This week the DOT started testing sensors in 177 parking spaces on both sides of 187th Street in the Belmont neighborhood of the Bronx. The sensors send information to a smart phone app that tells the user when fewer than two or more than four spaces are available on a given block. So instead of circling the block, searching for the right spot, a driver will know their chances of getting a spot and head towards a block with available space. The app will purportedly save drivers from endless frustration, alleviate traffic in shopping areas and help relieve “pollution associated with those people who are cruising around looking for parking,” according to Janette Sadik-Khan of the DOT. The sensors, bright yellow and about the same diameter as a hockey puck, are being tested over the next three months for how they withstand the weather and street sweepers of New York City streets. If they last the testing period, the city will launch a free app for drivers to try. Read the coverage at the Daily News.

Manhattan Skyline | Photo by flickr user Marcin Wichary

For the past two years, commuters taking public transportation and those driving private vehicles have been granted the same pre-tax benefit of up to $230 per month. But starting this year, thanks to Congress, all pre-tax benefits are no longer equal: drivers can now set aside as much as $240 pre-tax per month for commuting costs, while the benefit for commuters taking public transportation has dropped to $125. The change means non-drivers will pay up to $550 more in taxes each year. Read more of the coverage at GOOD or in an editorial from The New York Times.

The heights of New York City skyscrapers have long been thought to correspond to the depth of the bedrock beneath them. Conventional wisdom has held that the peaks of the Manhattan skyline, Downtown and Midtown, were situated atop the island’s most solid foundation, and that building high on the spaces in between was too difficult, and thus costly, to be worth the effort. Not so, according to “skyscraper economist” Jason Barr. Taking 173 core samples from the Battery to Central Park South, the study shows no correlation between the likelihood of skyscraper construction and bedrock depth. Read more from Matt Chaban at the Observer.


Stargazing in Times Square | Courtesy of Ian Cheney

Stargazing in Times Square | Courtesy of Ian Cheney

Last year we spoke to Ian Cheney about The City Dark, his documentary about the loss of the stars in the night sky to light pollution. The documentary takes a winding journey through the unforeseen repercussions of losing the stars, from Maine and back again. Now, The City Dark is showing at the IFC Center for one week only. More information and show times here.

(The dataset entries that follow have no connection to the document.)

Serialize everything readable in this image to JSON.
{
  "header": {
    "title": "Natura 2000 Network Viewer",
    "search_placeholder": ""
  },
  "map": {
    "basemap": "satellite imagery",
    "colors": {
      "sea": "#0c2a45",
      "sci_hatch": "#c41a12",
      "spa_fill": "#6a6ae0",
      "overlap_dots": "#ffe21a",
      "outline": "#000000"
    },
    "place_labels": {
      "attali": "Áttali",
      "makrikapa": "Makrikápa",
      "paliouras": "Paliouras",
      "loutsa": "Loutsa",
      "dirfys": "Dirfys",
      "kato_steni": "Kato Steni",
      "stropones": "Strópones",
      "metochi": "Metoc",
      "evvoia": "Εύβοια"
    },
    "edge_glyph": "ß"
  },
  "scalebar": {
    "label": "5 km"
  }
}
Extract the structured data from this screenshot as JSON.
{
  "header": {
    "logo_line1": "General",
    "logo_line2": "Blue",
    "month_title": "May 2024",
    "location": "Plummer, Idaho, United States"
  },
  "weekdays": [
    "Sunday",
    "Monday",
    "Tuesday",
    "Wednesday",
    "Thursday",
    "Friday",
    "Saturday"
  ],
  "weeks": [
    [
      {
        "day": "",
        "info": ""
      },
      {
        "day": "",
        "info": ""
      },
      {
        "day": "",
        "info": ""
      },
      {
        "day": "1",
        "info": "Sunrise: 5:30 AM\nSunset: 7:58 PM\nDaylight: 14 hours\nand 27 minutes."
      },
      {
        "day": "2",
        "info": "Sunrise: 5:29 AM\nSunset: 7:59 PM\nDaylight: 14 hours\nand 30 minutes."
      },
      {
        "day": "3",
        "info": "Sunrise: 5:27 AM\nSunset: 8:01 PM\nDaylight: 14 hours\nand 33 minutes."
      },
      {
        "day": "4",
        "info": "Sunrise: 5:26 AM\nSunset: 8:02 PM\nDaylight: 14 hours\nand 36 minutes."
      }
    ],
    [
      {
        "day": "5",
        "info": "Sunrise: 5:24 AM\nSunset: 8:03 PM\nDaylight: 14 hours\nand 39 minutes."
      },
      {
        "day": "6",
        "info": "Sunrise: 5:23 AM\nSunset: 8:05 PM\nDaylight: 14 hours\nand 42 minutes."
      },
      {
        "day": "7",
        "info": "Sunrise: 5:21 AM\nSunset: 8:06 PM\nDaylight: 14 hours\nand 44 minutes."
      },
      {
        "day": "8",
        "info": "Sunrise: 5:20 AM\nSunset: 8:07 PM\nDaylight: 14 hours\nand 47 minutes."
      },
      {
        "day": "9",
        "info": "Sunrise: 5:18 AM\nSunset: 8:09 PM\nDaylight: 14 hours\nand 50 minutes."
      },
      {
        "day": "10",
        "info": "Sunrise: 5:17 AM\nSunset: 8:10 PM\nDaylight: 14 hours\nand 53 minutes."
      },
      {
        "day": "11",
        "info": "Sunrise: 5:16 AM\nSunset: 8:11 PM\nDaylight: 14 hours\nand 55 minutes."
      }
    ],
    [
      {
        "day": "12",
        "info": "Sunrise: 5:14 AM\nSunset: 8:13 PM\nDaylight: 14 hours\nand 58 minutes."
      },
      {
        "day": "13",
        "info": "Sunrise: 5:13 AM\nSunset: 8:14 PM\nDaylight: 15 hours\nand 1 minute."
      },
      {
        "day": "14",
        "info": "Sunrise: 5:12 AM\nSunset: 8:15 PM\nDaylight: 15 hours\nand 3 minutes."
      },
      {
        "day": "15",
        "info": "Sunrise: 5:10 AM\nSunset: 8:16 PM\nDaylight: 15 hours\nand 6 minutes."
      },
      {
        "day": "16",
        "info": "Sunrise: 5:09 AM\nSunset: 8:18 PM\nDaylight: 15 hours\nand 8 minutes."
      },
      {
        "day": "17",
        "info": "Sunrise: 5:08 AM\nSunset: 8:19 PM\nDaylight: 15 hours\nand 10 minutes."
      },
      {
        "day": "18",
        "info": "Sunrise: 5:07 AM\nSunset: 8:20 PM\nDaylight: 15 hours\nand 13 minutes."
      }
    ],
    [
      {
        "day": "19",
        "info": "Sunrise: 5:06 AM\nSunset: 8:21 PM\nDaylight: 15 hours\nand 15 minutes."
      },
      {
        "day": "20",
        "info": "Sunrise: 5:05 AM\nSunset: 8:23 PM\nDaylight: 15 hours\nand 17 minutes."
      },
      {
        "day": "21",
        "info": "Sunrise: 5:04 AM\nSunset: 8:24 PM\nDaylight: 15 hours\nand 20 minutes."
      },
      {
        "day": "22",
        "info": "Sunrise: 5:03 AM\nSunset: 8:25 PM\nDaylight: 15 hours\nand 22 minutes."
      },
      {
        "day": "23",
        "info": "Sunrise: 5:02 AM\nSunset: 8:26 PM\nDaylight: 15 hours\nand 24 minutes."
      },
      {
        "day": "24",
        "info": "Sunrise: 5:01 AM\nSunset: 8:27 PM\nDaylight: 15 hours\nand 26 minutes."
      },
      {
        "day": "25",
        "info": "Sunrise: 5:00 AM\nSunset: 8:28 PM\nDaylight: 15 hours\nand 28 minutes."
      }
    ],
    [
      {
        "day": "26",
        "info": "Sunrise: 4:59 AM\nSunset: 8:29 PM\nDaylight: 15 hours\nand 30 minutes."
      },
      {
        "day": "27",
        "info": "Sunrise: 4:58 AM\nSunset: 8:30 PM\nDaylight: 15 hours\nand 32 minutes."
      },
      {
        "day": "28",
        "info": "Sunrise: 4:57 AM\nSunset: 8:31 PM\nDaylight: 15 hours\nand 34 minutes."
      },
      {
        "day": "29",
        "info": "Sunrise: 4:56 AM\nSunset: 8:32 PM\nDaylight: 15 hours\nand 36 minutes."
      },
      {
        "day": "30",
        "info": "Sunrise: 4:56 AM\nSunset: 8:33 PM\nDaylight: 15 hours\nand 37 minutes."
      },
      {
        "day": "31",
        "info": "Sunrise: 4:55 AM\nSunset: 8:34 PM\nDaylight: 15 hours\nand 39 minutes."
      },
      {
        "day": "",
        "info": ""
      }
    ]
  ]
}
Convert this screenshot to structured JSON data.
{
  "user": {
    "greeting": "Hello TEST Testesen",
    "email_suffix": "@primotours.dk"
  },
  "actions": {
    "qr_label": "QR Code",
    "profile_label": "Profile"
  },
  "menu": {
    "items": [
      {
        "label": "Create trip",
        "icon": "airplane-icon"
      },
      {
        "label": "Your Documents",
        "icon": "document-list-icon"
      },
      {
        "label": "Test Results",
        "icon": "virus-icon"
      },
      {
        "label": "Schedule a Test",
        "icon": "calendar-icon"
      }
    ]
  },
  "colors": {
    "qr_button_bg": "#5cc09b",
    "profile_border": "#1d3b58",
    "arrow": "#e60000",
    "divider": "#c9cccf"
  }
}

How can a space become a musical instrument? And how would one play such an instrument? Answer these questions and many more by visiting 007 Urban Songline at the Storefront for Art and Architecture, a project by Allard van Hoorn that turns Storefront’s iconic façade into an interactive and responsive acoustic device through a network of strings activated by vistors’ bodily movements. Through February 18th, you can play the building yourself, listen to performances the artist has recorded in and with the space, or take part in a series of discussions and events on the relationship between space, sound, tension and materiality. Once you’ve added to the cacophony (or symphony) of New York City, or partaken in the playing of a space, you can revisit Storefront at 5pm to hear the daily concert of the song of the day. You can find more information about the installation here, and prepare for your visit with the “Instructions for 007 Urban Songline” here.


The Roundup keeps you up to date with topics we’ve featured and other things we think are worth knowing about.

The views expressed here are those of the authors only and do not reflect the position of The Architectural League of New York.